* _How to complete this task_
Scan the listing below for the word "VBAProject" and copy every line that has it.
──────── Material supplied
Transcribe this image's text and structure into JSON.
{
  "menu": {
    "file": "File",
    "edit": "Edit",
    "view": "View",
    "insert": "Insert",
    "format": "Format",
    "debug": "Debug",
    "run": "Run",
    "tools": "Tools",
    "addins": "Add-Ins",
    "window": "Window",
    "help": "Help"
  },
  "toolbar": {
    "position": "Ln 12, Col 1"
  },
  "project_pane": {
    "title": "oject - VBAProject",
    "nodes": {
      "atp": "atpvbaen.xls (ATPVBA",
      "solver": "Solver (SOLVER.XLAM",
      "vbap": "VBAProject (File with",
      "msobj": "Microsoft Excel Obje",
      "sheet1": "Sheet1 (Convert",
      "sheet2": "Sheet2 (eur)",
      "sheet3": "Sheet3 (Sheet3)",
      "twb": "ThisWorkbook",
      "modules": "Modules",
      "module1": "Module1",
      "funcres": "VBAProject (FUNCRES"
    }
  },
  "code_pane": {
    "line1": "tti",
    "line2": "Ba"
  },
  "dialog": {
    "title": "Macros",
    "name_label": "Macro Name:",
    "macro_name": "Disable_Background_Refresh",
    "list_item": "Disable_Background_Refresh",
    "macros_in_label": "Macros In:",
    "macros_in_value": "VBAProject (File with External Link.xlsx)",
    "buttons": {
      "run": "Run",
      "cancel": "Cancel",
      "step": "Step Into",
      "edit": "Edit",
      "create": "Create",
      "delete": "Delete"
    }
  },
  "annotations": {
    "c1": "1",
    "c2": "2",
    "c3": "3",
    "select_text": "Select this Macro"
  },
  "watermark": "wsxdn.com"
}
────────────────
* _Result_
    "title": "oject - VBAProject",
      "vbap": "VBAProject (File with",
      "funcres": "VBAProject (FUNCRES"
    "macros_in_value": "VBAProject (File with External Link.xlsx)",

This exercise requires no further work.